Task statement —
Print the lines below exactly as written, with none missing.

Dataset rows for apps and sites

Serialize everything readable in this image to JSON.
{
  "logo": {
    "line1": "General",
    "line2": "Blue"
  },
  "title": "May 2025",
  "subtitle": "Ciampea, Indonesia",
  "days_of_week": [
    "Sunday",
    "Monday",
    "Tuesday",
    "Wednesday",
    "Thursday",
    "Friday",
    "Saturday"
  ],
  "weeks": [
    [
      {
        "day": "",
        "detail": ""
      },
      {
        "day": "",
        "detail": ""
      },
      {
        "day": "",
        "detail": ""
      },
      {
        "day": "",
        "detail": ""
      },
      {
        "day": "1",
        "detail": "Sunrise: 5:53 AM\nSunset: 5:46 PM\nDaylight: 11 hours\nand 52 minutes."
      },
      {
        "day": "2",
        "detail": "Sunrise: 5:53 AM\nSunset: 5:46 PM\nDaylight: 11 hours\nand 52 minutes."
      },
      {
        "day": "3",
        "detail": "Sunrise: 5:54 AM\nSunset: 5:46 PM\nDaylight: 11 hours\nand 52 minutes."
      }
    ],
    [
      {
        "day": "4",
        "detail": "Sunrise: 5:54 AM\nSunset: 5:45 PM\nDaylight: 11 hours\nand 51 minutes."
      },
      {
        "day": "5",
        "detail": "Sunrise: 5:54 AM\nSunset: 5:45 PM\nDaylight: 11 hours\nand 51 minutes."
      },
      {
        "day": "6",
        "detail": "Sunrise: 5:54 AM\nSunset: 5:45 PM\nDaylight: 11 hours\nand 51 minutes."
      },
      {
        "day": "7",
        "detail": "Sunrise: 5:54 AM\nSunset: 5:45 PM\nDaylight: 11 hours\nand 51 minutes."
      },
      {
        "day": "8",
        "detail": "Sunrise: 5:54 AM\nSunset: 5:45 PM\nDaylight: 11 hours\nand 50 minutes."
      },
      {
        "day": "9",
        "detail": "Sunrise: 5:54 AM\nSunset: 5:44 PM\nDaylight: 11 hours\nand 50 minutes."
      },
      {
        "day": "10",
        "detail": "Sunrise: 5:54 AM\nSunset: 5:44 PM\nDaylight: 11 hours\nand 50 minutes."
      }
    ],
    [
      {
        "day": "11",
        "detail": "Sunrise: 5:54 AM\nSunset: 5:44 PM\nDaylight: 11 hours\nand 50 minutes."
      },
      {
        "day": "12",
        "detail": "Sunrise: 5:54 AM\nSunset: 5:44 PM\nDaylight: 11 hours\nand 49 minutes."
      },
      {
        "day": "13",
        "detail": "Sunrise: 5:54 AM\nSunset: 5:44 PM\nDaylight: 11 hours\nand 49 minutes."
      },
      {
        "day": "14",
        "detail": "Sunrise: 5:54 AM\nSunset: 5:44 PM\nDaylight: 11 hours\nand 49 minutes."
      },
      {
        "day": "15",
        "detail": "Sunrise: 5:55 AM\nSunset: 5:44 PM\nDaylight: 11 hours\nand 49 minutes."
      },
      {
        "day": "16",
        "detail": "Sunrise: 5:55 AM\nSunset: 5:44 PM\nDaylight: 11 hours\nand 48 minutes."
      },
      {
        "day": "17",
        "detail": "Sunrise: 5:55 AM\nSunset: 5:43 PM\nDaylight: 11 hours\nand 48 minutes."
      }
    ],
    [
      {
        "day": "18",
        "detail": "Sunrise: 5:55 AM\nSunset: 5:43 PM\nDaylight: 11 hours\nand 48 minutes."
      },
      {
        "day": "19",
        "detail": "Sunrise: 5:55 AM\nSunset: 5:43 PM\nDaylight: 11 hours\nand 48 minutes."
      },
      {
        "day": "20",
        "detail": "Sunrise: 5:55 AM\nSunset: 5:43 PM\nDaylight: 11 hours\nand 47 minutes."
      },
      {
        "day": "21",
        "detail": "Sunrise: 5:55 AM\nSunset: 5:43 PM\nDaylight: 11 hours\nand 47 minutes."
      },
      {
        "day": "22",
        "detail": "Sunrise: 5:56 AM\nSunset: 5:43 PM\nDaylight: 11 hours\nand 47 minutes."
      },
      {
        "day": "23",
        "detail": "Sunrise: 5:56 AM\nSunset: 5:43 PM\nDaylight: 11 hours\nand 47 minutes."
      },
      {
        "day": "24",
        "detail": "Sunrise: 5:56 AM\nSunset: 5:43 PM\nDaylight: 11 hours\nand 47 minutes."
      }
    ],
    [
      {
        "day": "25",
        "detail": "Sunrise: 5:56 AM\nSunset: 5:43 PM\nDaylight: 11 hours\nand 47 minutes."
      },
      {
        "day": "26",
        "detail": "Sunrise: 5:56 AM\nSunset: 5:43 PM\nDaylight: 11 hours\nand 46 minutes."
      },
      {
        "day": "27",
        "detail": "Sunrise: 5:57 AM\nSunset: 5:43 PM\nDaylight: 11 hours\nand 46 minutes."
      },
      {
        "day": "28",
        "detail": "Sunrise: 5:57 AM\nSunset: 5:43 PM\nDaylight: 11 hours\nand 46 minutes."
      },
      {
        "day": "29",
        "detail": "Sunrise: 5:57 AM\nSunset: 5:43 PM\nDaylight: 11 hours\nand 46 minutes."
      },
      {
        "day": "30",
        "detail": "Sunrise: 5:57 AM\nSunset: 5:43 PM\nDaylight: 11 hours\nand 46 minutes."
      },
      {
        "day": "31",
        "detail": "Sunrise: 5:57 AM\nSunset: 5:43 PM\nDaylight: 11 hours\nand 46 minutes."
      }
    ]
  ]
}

Response to the exercise —
Serialize everything readable in this image to JSON.
{
  "logo": {
    "line1": "General",
    "line2": "Blue"
  },
  "title": "May 2025",
  "subtitle": "Ciampea, Indonesia",
  "days_of_week": [
    "Sunday",
    "Monday",
    "Tuesday",
    "Wednesday",
    "Thursday",
    "Friday",
    "Saturday"
  ],
  "weeks": [
    [
      {
        "day": "",
        "detail": ""
      },
      {
        "day": "",
        "detail": ""
      },
      {
        "day": "",
        "detail": ""
      },
      {
        "day": "",
        "detail": ""
      },
      {
        "day": "1",
        "detail": "Sunrise: 5:53 AM\nSunset: 5:46 PM\nDaylight: 11 hours\nand 52 minutes."
      },
      {
        "day": "2",
        "detail": "Sunrise: 5:53 AM\nSunset: 5:46 PM\nDaylight: 11 hours\nand 52 minutes."
      },
      {
        "day": "3",
        "detail": "Sunrise: 5:54 AM\nSunset: 5:46 PM\nDaylight: 11 hours\nand 52 minutes."
      }
    ],
    [
      {
        "day": "4",
        "detail": "Sunrise: 5:54 AM\nSunset: 5:45 PM\nDaylight: 11 hours\nand 51 minutes."
      },
      {
        "day": "5",
        "detail": "Sunrise: 5:54 AM\nSunset: 5:45 PM\nDaylight: 11 hours\nand 51 minutes."
      },
      {
        "day": "6",
        "detail": "Sunrise: 5:54 AM\nSunset: 5:45 PM\nDaylight: 11 hours\nand 51 minutes."
      },
      {
        "day": "7",
        "detail": "Sunrise: 5:54 AM\nSunset: 5:45 PM\nDaylight: 11 hours\nand 51 minutes."
      },
      {
        "day": "8",
        "detail": "Sunrise: 5:54 AM\nSunset: 5:45 PM\nDaylight: 11 hours\nand 50 minutes."
      },
      {
        "day": "9",
        "detail": "Sunrise: 5:54 AM\nSunset: 5:44 PM\nDaylight: 11 hours\nand 50 minutes."
      },
      {
        "day": "10",
        "detail": "Sunrise: 5:54 AM\nSunset: 5:44 PM\nDaylight: 11 hours\nand 50 minutes."
      }
    ],
    [
      {
        "day": "11",
        "detail": "Sunrise: 5:54 AM\nSunset: 5:44 PM\nDaylight: 11 hours\nand 50 minutes."
      },
      {
        "day": "12",
        "detail": "Sunrise: 5:54 AM\nSunset: 5:44 PM\nDaylight: 11 hours\nand 49 minutes."
      },
      {
        "day": "13",
        "detail": "Sunrise: 5:54 AM\nSunset: 5:44 PM\nDaylight: 11 hours\nand 49 minutes."
      },
      {
        "day": "14",
        "detail": "Sunrise: 5:54 AM\nSunset: 5:44 PM\nDaylight: 11 hours\nand 49 minutes."
      },
      {
        "day": "15",
        "detail": "Sunrise: 5:55 AM\nSunset: 5:44 PM\nDaylight: 11 hours\nand 49 minutes."
      },
      {
        "day": "16",
        "detail": "Sunrise: 5:55 AM\nSunset: 5:44 PM\nDaylight: 11 hours\nand 48 minutes."
      },
      {
        "day": "17",
        "detail": "Sunrise: 5:55 AM\nSunset: 5:43 PM\nDaylight: 11 hours\nand 48 minutes."
      }
    ],
    [
      {
        "day": "18",
        "detail": "Sunrise: 5:55 AM\nSunset: 5:43 PM\nDaylight: 11 hours\nand 48 minutes."
      },
      {
        "day": "19",
        "detail": "Sunrise: 5:55 AM\nSunset: 5:43 PM\nDaylight: 11 hours\nand 48 minutes."
      },
      {
        "day": "20",
        "detail": "Sunrise: 5:55 AM\nSunset: 5:43 PM\nDaylight: 11 hours\nand 47 minutes."
      },
      {
        "day": "21",
        "detail": "Sunrise: 5:55 AM\nSunset: 5:43 PM\nDaylight: 11 hours\nand 47 minutes."
      },
      {
        "day": "22",
        "detail": "Sunrise: 5:56 AM\nSunset: 5:43 PM\nDaylight: 11 hours\nand 47 minutes."
      },
      {
        "day": "23",
        "detail": "Sunrise: 5:56 AM\nSunset: 5:43 PM\nDaylight: 11 hours\nand 47 minutes."
      },
      {
        "day": "24",
        "detail": "Sunrise: 5:56 AM\nSunset: 5:43 PM\nDaylight: 11 hours\nand 47 minutes."
      }
    ],
    [
      {
        "day": "25",
        "detail": "Sunrise: 5:56 AM\nSunset: 5:43 PM\nDaylight: 11 hours\nand 47 minutes."
      },
      {
        "day": "26",
        "detail": "Sunrise: 5:56 AM\nSunset: 5:43 PM\nDaylight: 11 hours\nand 46 minutes."
      },
      {
        "day": "27",
        "detail": "Sunrise: 5:57 AM\nSunset: 5:43 PM\nDaylight: 11 hours\nand 46 minutes."
      },
      {
        "day": "28",
        "detail": "Sunrise: 5:57 AM\nSunset: 5:43 PM\nDaylight: 11 hours\nand 46 minutes."
      },
      {
        "day": "29",
        "detail": "Sunrise: 5:57 AM\nSunset: 5:43 PM\nDaylight: 11 hours\nand 46 minutes."
      },
      {
        "day": "30",
        "detail": "Sunrise: 5:57 AM\nSunset: 5:43 PM\nDaylight: 11 hours\nand 46 minutes."
      },
      {
        "day": "31",
        "detail": "Sunrise: 5:57 AM\nSunset: 5:43 PM\nDaylight: 11 hours\nand 46 minutes."
      }
    ]
  ]
}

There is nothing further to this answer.